By Thomas Manshack, Staff Writer
When the Carolina Hurricanes take the ice for training camp this weekend, don’t blink – you might see the end of an NHL dream or two.
For those rookies whose careers are hanging by a thread, the abrupt mid-January starting date will represent a potentially decisive turning point in their career prospects. Failing to make the cut in camp, or not getting that extra call-up, will likely push them over the brink into NHL irrelevance.
Typically, age 23 represents a make-or break moment in a prospect’s career – either he has already established himself as an NHL-level player, or the window closes very quickly within the following season or two. Only 21 players age 23 or above, who were in their first or second NHL season, played at least half of 2011-12. That’s 21 guys out of the entire prospect pool of the 2004, 2005, 2006 and 2007 entry drafts. Last season, only three players over age 25 (the Habs’ Raphael Diaz, the Pens’ Joe Vitale, and the Hawks’ Lennart Petrell) managed a full rookie season.
While it’s still possible to make the NHL as a veteran player, not everyone can be Jay Harrison. Particularly at risk are forwards, who tend to peak in their early years. Defensemen and goalies take slightly longer to develop and might get the call in their mid-20s, but the clock is ticking loudly. Here are some of the Hurricanes prospects, all on expiring contracts, who will be under the most pressure to make a big impression in this short season:

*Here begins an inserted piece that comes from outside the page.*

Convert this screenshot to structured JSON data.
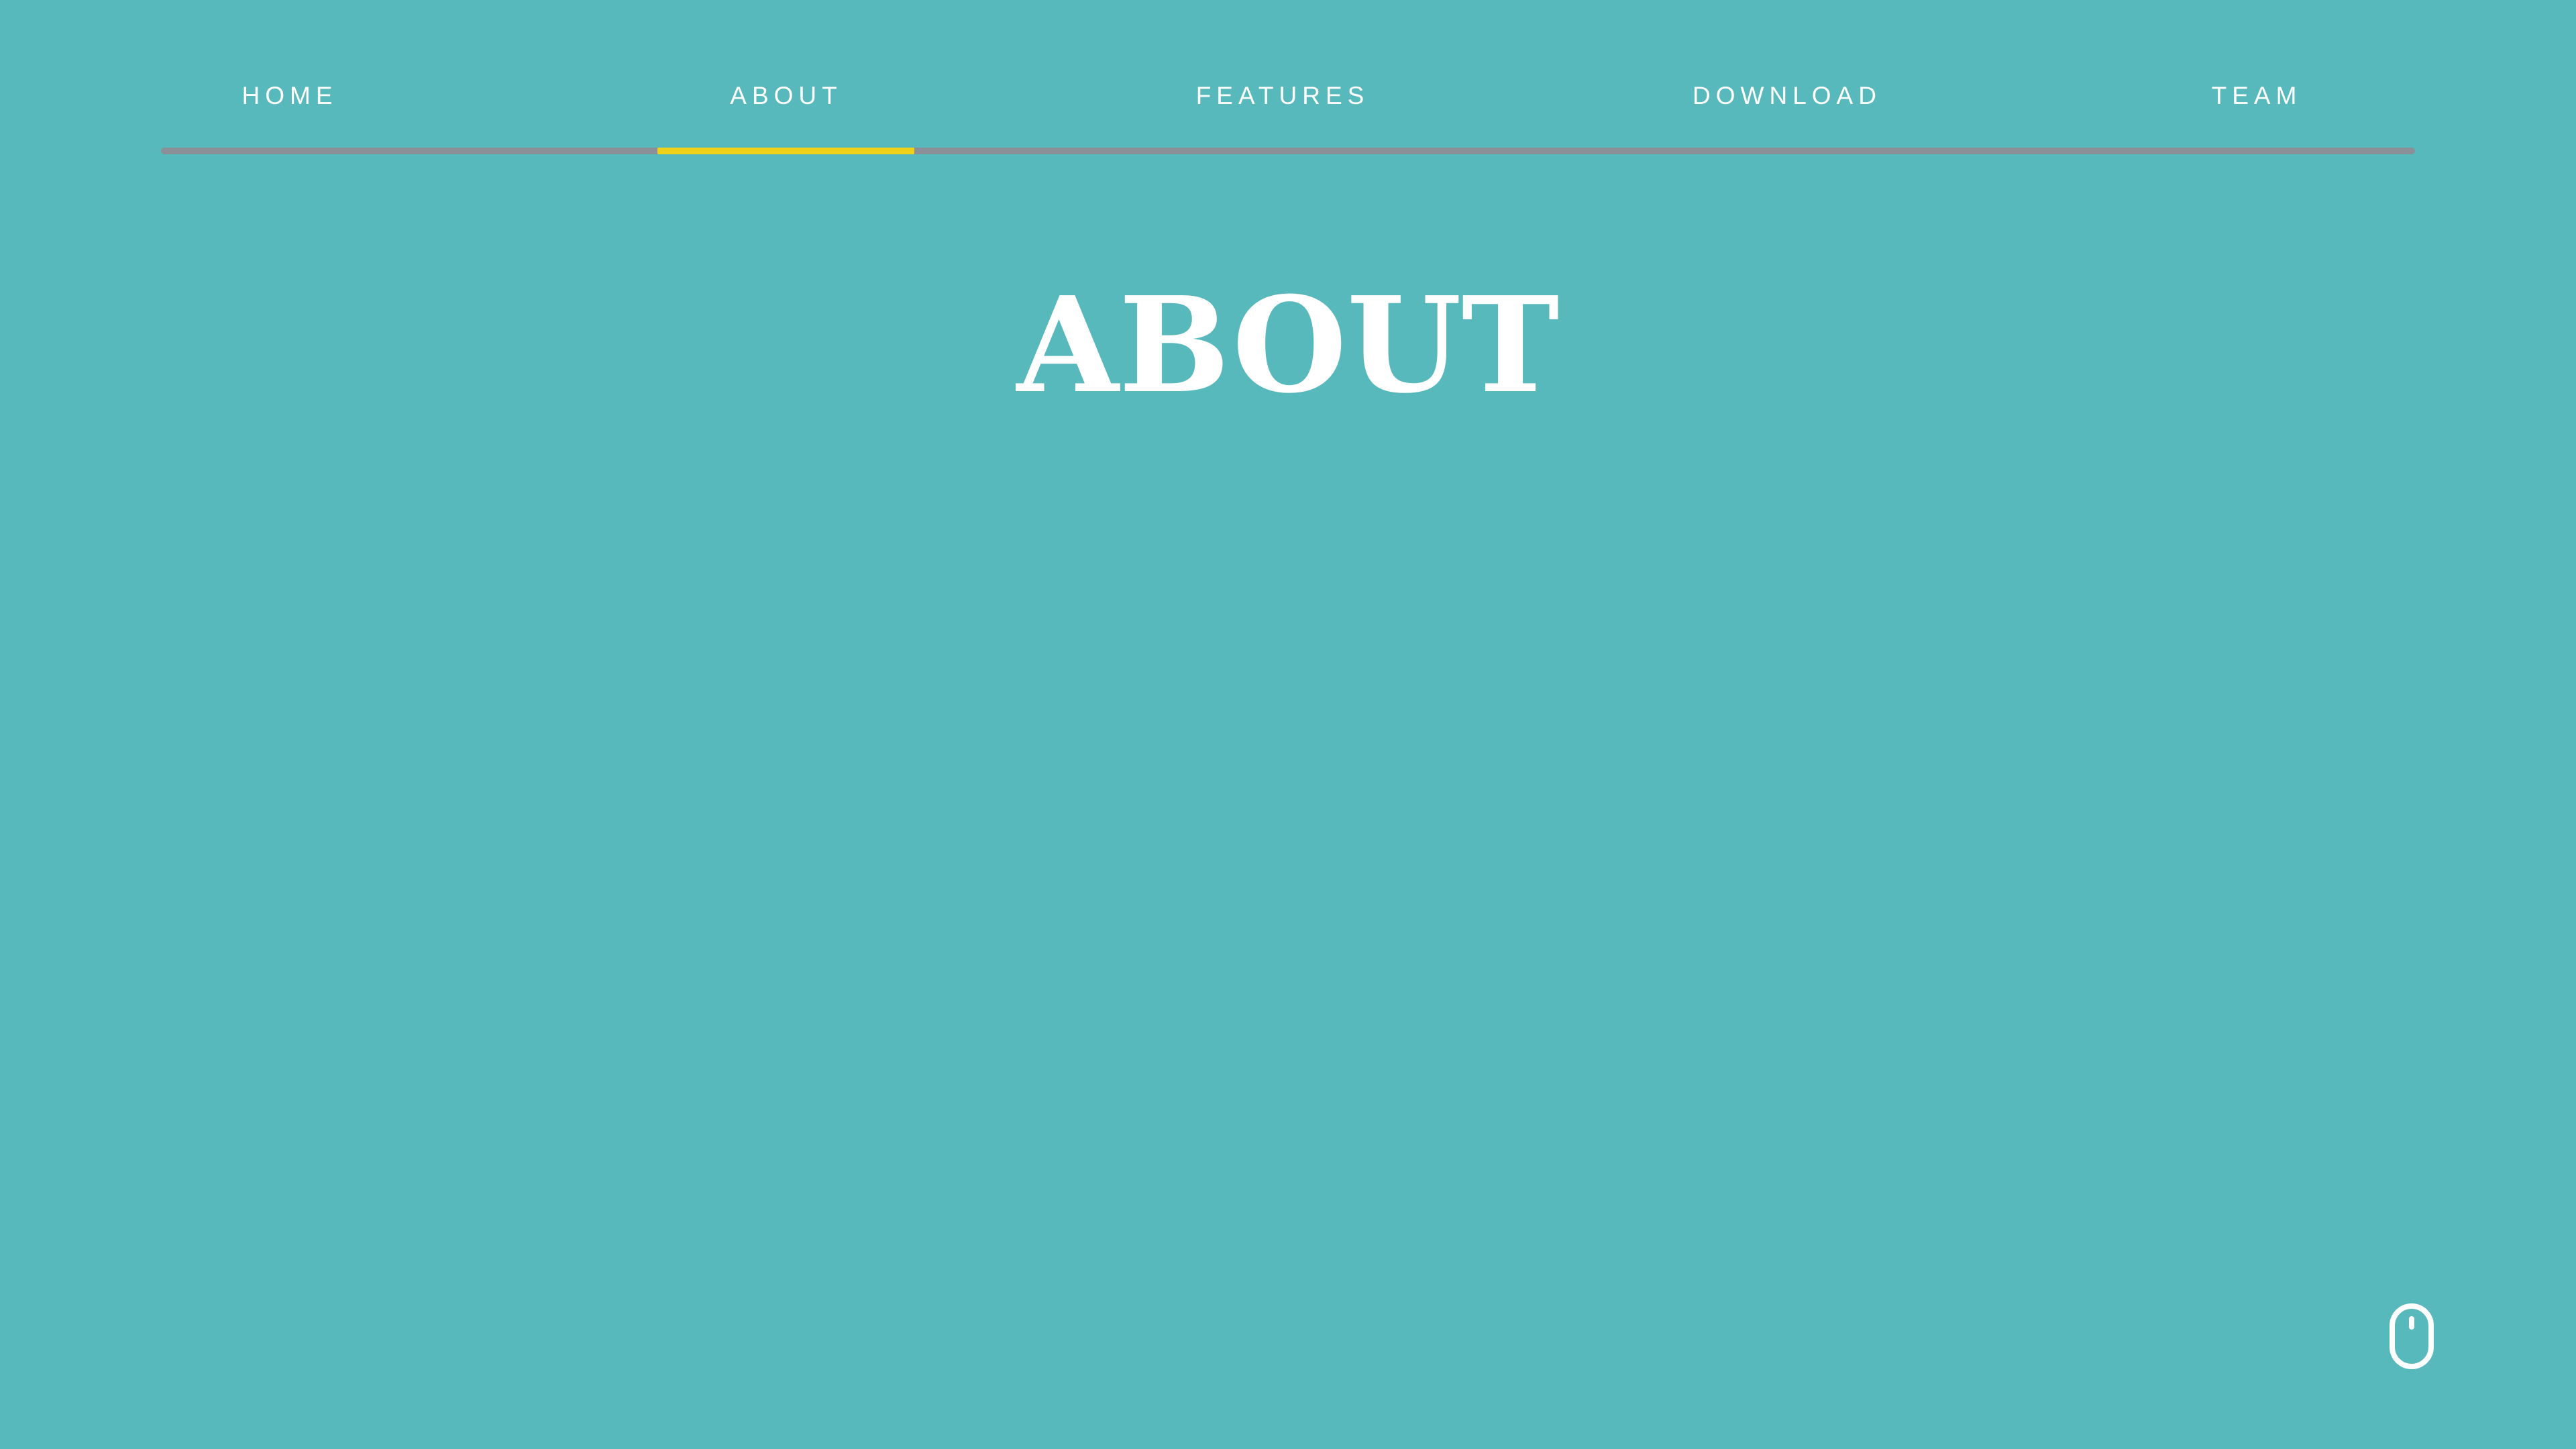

Gragnani has the benefit of 58 games’ NHL experience, but his lack of defensive ability has cost him a budding career. His cannon of a shot won’t be enough to break him into a roster that already includes Justin Faulk, Joe Corvo and Harrison; he also needs to show that he can play his game while also playing an acceptable level of defense.
At one point he was seen as a future solution to the Hurricanes’ dearth of right-handed, offensive-minded defensemen. But with the emergence of Faulk and Jamie McBain, as well as the re-re-acquisition of Corvo, Sangs has been pushed out of the picture. If he can show Canes brass that he can be an offensive specialist at the NHL level, he could make Jim Rutherford comfortable enough to trade McBain for help in other areas.
Now that Alex Semin is in the fold, Boychuk is only the second-biggest enigma in the Hurricanes organization. Brilliant in the AHL but hopeless in his NHL appearances, Boychuk has enough experience that we should start to see him tap into his potential. He’ll likely get a shot, too, if he can grab a wide-open spot at wing during camp. If not, it’s time to cut bait with this project.
Dalpe is in much the same boat as Boychuk, having swung and missed at his opportunity to stick with the Canes last season. But his season was derailed by injury and never got back on track. This season, it’s time so see what he can really do. Another fish-or-cut-bait project.
Nash was acquired from the Edmonton Oilers with precisely this situation in mind. Brandon Sutter is no longer around to keep a stranglehold on the third-line center spot. The Hurricanes have Jeremy Welsh, a hot-shot new acquisition, but Welsh has received mixed reviews in Charlotte. In the short-term, Nash has an opportunity to jump in and take that spot so that Rutherford doesn’t have to pursue a trade or UFA signing. If he doesn’t do that, he needn’t worry about the long-term.
It might already be too late for Samson, but he may get one last shot at redemption if the Hurricanes struggle with injuries. If the expected happens and his dark horse doesn’t carry him to an NHL roster spot, it’s safe to say he will finish his career in a minor league… somewhere.